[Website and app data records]
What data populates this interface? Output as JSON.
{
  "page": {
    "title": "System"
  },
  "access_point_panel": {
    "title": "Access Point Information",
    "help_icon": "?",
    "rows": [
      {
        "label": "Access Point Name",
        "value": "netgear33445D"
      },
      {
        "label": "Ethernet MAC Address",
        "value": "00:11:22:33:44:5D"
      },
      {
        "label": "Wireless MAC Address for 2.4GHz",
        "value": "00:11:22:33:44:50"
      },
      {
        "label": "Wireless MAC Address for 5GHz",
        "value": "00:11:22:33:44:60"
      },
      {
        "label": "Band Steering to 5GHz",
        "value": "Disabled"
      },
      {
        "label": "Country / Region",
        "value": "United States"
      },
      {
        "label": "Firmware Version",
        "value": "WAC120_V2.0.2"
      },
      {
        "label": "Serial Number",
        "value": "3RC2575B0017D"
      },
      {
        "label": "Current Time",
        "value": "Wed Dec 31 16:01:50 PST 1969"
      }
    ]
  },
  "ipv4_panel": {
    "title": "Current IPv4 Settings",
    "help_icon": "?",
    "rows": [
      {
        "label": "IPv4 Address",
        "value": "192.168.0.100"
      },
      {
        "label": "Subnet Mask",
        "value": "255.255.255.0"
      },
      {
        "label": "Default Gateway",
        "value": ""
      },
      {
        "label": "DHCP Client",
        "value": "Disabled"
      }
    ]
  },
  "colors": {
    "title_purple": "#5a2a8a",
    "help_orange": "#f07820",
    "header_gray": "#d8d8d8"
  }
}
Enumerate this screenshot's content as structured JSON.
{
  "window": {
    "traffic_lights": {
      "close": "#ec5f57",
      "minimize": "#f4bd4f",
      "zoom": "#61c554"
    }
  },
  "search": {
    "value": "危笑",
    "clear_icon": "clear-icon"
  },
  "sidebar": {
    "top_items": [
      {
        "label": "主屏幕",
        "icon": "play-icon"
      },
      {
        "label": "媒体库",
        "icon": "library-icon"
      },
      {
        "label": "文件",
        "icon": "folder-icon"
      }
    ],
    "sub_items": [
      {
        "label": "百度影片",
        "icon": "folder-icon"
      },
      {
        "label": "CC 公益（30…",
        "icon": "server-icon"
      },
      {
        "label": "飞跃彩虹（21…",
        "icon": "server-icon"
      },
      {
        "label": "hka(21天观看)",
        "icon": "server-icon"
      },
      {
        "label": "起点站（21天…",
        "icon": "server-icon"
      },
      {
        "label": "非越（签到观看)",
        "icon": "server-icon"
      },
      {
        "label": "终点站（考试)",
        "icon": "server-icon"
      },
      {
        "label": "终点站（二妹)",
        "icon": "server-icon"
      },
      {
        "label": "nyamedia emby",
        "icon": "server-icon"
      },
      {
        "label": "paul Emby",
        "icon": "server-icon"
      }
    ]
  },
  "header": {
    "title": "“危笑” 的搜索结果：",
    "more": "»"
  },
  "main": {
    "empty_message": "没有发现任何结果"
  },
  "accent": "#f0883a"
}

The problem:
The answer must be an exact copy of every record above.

Response:
What data populates this interface? Output as JSON.
{
  "page": {
    "title": "System"
  },
  "access_point_panel": {
    "title": "Access Point Information",
    "help_icon": "?",
    "rows": [
      {
        "label": "Access Point Name",
        "value": "netgear33445D"
      },
      {
        "label": "Ethernet MAC Address",
        "value": "00:11:22:33:44:5D"
      },
      {
        "label": "Wireless MAC Address for 2.4GHz",
        "value": "00:11:22:33:44:50"
      },
      {
        "label": "Wireless MAC Address for 5GHz",
        "value": "00:11:22:33:44:60"
      },
      {
        "label": "Band Steering to 5GHz",
        "value": "Disabled"
      },
      {
        "label": "Country / Region",
        "value": "United States"
      },
      {
        "label": "Firmware Version",
        "value": "WAC120_V2.0.2"
      },
      {
        "label": "Serial Number",
        "value": "3RC2575B0017D"
      },
      {
        "label": "Current Time",
        "value": "Wed Dec 31 16:01:50 PST 1969"
      }
    ]
  },
  "ipv4_panel": {
    "title": "Current IPv4 Settings",
    "help_icon": "?",
    "rows": [
      {
        "label": "IPv4 Address",
        "value": "192.168.0.100"
      },
      {
        "label": "Subnet Mask",
        "value": "255.255.255.0"
      },
      {
        "label": "Default Gateway",
        "value": ""
      },
      {
        "label": "DHCP Client",
        "value": "Disabled"
      }
    ]
  },
  "colors": {
    "title_purple": "#5a2a8a",
    "help_orange": "#f07820",
    "header_gray": "#d8d8d8"
  }
}
Enumerate this screenshot's content as structured JSON.
{
  "window": {
    "traffic_lights": {
      "close": "#ec5f57",
      "minimize": "#f4bd4f",
      "zoom": "#61c554"
    }
  },
  "search": {
    "value": "危笑",
    "clear_icon": "clear-icon"
  },
  "sidebar": {
    "top_items": [
      {
        "label": "主屏幕",
        "icon": "play-icon"
      },
      {
        "label": "媒体库",
        "icon": "library-icon"
      },
      {
        "label": "文件",
        "icon": "folder-icon"
      }
    ],
    "sub_items": [
      {
        "label": "百度影片",
        "icon": "folder-icon"
      },
      {
        "label": "CC 公益（30…",
        "icon": "server-icon"
      },
      {
        "label": "飞跃彩虹（21…",
        "icon": "server-icon"
      },
      {
        "label": "hka(21天观看)",
        "icon": "server-icon"
      },
      {
        "label": "起点站（21天…",
        "icon": "server-icon"
      },
      {
        "label": "非越（签到观看)",
        "icon": "server-icon"
      },
      {
        "label": "终点站（考试)",
        "icon": "server-icon"
      },
      {
        "label": "终点站（二妹)",
        "icon": "server-icon"
      },
      {
        "label": "nyamedia emby",
        "icon": "server-icon"
      },
      {
        "label": "paul Emby",
        "icon": "server-icon"
      }
    ]
  },
  "header": {
    "title": "“危笑” 的搜索结果：",
    "more": "»"
  },
  "main": {
    "empty_message": "没有发现任何结果"
  },
  "accent": "#f0883a"
}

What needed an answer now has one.